WHAT TO DO:
Pull out every line below holding the word "MATCHING".

(Stored data)

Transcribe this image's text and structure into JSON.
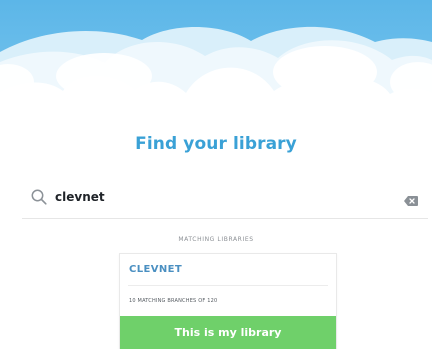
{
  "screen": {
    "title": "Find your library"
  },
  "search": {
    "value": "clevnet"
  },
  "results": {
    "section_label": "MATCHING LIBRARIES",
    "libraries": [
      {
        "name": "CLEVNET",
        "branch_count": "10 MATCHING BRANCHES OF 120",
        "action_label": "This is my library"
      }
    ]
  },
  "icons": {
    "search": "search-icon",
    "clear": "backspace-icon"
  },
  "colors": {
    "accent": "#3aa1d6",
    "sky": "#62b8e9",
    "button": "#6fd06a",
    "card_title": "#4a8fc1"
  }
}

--

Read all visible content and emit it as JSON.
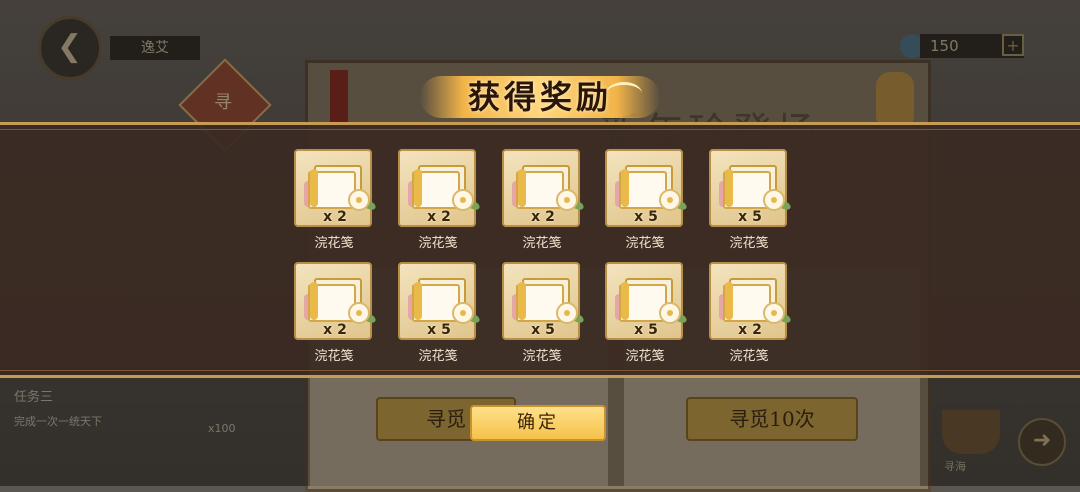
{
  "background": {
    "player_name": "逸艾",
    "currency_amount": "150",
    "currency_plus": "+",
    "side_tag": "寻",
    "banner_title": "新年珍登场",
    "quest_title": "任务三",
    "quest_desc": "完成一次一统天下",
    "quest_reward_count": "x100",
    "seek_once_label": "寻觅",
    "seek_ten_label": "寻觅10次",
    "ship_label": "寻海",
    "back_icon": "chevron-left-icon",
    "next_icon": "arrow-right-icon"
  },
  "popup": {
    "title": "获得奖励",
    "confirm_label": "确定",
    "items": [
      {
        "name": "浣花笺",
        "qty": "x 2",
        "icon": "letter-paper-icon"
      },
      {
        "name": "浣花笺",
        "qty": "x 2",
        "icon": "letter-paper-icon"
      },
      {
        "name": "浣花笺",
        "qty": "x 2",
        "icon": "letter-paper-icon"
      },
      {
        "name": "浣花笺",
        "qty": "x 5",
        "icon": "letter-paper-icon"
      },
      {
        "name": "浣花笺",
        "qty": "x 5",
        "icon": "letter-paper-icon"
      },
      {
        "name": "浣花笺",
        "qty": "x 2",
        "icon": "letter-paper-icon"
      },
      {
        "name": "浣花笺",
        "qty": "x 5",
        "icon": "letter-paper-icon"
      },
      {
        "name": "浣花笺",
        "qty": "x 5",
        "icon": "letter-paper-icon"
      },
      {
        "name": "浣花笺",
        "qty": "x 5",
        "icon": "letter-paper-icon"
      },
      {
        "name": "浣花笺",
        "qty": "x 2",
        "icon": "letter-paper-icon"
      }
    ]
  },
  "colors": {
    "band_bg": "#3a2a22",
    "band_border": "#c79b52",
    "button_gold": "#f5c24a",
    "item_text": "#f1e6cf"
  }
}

YOUR SOLUTION:
    "section_label": "MATCHING LIBRARIES",
        "branch_count": "10 MATCHING BRANCHES OF 120",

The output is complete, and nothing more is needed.